==== Working data

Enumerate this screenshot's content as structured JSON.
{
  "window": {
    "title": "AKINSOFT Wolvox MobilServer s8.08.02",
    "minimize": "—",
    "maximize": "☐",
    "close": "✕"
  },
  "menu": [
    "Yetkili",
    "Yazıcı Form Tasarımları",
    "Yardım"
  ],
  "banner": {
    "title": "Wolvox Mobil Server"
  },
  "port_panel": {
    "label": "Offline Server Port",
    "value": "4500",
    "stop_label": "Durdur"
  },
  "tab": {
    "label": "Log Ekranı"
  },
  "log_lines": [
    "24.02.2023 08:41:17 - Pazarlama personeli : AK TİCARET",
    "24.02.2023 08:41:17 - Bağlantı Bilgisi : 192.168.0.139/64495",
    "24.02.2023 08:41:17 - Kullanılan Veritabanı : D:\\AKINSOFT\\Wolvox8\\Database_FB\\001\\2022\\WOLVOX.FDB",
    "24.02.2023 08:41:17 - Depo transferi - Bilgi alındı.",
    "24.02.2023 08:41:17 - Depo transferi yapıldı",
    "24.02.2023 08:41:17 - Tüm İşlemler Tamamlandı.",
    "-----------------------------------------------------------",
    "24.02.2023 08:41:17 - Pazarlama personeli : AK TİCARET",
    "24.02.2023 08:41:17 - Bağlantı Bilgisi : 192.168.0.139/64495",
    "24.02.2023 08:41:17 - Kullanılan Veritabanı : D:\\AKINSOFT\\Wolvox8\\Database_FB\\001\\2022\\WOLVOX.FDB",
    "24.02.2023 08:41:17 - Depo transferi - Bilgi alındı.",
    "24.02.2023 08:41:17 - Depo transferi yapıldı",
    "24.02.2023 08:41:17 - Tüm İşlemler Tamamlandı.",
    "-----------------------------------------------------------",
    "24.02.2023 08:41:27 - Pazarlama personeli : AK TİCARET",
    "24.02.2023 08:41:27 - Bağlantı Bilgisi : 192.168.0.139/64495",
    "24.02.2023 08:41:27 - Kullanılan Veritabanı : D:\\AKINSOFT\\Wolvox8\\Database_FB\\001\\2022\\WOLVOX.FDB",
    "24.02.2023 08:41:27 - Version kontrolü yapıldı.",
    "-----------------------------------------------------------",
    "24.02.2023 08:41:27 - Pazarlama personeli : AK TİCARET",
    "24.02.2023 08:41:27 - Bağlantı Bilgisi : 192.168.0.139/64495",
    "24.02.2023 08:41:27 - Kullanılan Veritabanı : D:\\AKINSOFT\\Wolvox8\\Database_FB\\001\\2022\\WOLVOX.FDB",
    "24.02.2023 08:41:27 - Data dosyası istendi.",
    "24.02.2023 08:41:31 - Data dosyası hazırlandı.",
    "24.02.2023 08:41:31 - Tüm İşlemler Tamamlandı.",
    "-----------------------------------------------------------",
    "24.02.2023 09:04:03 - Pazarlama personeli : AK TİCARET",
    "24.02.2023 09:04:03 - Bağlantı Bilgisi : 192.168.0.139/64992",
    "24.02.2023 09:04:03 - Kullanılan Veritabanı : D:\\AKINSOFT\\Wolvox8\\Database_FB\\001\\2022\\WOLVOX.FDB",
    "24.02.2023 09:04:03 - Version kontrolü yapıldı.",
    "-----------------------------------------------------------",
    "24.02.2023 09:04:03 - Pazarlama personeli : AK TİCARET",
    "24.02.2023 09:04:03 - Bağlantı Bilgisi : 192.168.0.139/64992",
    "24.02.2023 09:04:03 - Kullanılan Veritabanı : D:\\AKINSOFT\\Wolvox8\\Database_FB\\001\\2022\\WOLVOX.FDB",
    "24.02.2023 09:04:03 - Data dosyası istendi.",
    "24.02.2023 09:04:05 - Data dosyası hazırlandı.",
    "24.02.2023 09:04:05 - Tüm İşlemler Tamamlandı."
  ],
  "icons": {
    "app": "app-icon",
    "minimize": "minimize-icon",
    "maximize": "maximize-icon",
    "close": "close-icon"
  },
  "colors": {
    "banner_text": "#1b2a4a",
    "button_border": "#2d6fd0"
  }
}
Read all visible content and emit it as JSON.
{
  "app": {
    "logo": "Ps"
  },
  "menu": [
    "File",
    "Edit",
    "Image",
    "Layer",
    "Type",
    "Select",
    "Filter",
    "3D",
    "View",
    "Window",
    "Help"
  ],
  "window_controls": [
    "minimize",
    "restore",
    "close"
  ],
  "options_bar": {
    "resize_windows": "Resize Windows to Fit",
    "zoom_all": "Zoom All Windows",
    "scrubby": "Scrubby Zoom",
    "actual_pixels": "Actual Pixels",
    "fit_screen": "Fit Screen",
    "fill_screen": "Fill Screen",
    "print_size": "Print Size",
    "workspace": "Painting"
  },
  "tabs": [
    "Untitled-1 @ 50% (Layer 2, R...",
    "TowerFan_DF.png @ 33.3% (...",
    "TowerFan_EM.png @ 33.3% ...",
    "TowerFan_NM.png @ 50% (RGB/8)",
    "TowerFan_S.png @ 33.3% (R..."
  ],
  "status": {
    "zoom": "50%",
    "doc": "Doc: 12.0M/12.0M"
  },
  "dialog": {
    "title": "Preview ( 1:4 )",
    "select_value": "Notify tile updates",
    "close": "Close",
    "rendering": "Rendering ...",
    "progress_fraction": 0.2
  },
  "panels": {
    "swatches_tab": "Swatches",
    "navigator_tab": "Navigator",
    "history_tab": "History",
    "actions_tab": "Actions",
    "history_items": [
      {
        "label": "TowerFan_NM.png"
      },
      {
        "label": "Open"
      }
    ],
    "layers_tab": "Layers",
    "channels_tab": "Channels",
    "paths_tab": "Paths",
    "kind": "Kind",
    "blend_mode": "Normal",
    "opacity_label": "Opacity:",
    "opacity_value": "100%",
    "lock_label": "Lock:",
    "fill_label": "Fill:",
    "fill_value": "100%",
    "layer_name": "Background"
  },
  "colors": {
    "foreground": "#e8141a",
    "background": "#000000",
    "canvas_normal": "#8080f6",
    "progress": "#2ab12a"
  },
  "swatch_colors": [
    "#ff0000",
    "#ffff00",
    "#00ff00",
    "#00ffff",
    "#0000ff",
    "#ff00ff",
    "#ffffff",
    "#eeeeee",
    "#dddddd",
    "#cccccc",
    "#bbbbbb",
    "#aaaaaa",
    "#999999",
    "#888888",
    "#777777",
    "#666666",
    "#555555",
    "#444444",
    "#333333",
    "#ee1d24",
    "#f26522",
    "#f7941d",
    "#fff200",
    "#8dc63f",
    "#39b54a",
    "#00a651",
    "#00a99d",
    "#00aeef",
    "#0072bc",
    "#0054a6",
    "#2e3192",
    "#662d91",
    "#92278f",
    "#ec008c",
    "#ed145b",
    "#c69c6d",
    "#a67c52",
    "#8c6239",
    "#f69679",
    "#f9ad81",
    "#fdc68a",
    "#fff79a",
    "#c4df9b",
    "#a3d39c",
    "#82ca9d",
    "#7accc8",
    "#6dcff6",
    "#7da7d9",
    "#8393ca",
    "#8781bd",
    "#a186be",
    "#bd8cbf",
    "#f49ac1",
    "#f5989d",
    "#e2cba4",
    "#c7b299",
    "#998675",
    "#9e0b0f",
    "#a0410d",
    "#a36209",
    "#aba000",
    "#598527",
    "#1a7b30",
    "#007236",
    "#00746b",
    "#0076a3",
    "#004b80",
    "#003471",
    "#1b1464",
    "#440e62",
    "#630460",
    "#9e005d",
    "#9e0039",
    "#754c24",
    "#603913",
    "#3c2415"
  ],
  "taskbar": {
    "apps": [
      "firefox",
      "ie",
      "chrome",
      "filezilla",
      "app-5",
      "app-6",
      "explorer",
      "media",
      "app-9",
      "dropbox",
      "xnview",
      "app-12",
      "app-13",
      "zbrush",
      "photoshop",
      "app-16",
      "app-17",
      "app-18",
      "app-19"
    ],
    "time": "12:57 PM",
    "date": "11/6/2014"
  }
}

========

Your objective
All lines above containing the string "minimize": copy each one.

Written answer
    "minimize": "—",
    "minimize": "minimize-icon",
    "minimize",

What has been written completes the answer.